Much like taxes and death, teen comedy movies are a certainty of life. On Friday, February 20, the newest addition to the pantheon of high school dramas will be released: “The DUFF,” starring Mae Whitman and Robbie Amell. Whitman plays Bianca, the “designated ugly fat friend” (DUFF) of her social group. The plot of the film seems cliché, but to be fair, it is a part of a genre that has thrived on stereotypes. Whether or not “The DUFF” will not only be successful, but also influential, depends on its ability to communicate to teenagers.
It has been 30 years since the release of “The Breakfast Club” (1985), 20 years since the movie “Clueless” (1995) premiered, and a little over 10 years since “Mean Girls” (2004) hit theaters. These three films happen to be my favorite teen comedies because, despite the dated outfits and references, they perfectly captured what it actually is to be an adolescent. While very different, each of these movies show what friendship is actually like when your hormones are on the fritz. “The Breakfast Club” teaches us that everyone is secretly weird, lost, and confused. In “Clueless,” we learn that true friendship can teach us to be better people. “Mean Girls” shows that while we can be cruel to each other, we have the choice and the capability to be great as well. These films also have actual realistic representations of teen emotions, a time when every little problem is heightened to a high-stakes issue. When watching these movies, teenagers can feel like they’re actually being represented, while adults can remember the angst and joy of being young (and feel secretly glad that they never have to endure high school again).

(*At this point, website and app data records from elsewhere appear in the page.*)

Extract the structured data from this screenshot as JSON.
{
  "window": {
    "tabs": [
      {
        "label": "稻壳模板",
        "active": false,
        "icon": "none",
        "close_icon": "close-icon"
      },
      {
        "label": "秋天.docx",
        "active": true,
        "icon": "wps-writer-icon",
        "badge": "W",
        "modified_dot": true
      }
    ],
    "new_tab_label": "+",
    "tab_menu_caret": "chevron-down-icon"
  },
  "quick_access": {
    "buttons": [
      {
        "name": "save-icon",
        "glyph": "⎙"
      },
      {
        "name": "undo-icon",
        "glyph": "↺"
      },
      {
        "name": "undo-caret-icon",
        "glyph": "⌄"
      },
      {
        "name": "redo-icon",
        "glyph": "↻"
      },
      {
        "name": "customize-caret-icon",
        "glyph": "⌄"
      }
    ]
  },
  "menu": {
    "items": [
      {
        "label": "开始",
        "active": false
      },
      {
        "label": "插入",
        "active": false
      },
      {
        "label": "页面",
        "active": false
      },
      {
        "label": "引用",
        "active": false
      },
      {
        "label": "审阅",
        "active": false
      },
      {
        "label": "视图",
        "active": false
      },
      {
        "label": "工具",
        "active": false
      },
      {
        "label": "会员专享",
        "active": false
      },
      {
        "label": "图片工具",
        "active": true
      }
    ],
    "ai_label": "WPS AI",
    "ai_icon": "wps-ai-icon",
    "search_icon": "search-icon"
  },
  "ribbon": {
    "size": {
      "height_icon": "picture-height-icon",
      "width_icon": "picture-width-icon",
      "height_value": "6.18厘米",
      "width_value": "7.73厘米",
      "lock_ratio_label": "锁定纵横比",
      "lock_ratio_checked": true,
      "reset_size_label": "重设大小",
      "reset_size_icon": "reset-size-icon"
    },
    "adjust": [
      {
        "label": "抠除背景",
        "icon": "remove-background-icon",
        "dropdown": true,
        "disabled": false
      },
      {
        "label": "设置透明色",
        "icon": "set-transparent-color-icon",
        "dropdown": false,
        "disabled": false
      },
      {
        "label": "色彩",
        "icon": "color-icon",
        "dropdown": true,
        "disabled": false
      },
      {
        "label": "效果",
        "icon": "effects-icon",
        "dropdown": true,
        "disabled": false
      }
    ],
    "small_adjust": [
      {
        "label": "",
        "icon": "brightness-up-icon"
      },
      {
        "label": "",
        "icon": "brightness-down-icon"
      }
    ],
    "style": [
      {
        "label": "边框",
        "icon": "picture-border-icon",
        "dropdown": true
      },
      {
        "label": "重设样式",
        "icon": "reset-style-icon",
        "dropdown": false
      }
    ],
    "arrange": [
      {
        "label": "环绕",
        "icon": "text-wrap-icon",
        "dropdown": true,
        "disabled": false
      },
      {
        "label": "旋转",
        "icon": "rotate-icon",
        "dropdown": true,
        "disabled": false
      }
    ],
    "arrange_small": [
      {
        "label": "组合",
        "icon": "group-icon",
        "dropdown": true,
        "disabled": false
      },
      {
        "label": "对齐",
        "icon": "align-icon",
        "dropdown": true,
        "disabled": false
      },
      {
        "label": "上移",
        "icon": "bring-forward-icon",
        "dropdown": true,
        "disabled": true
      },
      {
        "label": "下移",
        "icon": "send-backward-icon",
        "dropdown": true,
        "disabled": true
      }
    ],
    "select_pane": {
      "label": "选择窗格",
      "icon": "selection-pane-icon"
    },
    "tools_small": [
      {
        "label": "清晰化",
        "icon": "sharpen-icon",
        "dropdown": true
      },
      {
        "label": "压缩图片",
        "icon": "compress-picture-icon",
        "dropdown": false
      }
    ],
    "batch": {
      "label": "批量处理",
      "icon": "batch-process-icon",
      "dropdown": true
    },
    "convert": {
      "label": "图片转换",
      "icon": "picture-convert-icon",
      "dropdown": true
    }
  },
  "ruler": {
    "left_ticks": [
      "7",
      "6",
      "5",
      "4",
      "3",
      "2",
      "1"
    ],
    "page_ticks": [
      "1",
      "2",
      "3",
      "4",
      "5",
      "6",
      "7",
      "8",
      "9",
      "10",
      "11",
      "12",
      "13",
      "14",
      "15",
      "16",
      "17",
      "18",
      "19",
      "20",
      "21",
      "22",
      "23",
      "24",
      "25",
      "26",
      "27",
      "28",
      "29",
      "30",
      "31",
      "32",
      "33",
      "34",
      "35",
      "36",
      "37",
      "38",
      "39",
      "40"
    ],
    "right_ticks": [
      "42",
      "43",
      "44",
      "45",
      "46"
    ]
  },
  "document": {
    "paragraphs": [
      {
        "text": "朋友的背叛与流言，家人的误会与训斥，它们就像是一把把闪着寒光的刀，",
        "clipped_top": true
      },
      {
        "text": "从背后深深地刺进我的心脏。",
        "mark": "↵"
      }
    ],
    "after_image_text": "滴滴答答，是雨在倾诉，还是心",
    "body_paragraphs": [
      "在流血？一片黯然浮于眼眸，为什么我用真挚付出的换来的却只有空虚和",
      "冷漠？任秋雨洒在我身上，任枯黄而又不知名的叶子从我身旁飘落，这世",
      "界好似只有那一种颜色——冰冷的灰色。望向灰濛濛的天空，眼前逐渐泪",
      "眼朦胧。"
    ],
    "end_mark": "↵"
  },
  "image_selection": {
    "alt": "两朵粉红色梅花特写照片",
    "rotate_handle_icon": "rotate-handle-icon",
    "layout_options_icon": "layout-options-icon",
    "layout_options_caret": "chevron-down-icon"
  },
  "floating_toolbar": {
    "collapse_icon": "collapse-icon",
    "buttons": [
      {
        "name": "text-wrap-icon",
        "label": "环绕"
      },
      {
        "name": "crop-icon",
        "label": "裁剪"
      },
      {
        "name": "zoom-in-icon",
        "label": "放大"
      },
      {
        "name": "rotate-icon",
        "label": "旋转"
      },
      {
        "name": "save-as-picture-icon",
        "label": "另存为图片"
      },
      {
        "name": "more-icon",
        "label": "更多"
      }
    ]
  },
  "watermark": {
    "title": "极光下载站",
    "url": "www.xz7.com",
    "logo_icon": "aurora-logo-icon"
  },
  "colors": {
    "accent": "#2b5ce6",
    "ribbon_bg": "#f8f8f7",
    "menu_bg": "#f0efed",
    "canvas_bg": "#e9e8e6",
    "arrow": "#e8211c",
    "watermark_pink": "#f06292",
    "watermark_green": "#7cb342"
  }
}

High school movie characters tend to seem a bit more mature than their real life counterparts, probably because actors in their mid-20s are portraying 15-year-olds. Have you seen a real 15-year-old lately? Let me tell you, they do not in any way look like Robbie Amell. There are far more pimples and far less chiseled good looks. Furthermore, teen movie characters are also a lot wittier. I can’t tell you the last time I heard a high schooler say a witty one-liner a la Cher Horowitz in “Clueless” that didn’t involve a puerile joke. But the fundamentals of teen angst are still there and relevant in these movies, and that’s part of what makes them important.
American culture is obsessed with youth, completely preoccupied with giving young people labels and defining their interests. “The Breakfast Club,” “Clueless,” and “Mean Girls” stand the test of time because they recognize this cultural preoccupation and subvert it, working it so it benefits teenagers instead of the adults who attempt to constrict and understand them. I mean, “Sincerely yours, the Breakfast Club”? The whole movie is about breaking societal stereotypes and reconstructing them to work for teenagers! In “Clueless,” Cher is portrayed as a stereotypical Californian girl, but she’s really sweet and kind, willing to help others while still being fabulous. “Mean Girls” tells teenagers, especially girls, that they don’t have to be in competition with each other, a value enforced by society since childhood. Instead, they can work together. So a good teen movie doesn’t only relate to teenagers on an intrinsic level, but it also proves that they are more than just a subset, or even a symbol.
I don’t know if “The DUFF” can live up to these standards, but I hope that it does. If it takes the time not only to be clever and romantic, but also sincere, then perhaps it too can be remembered as a great portrayal of the American teenage life.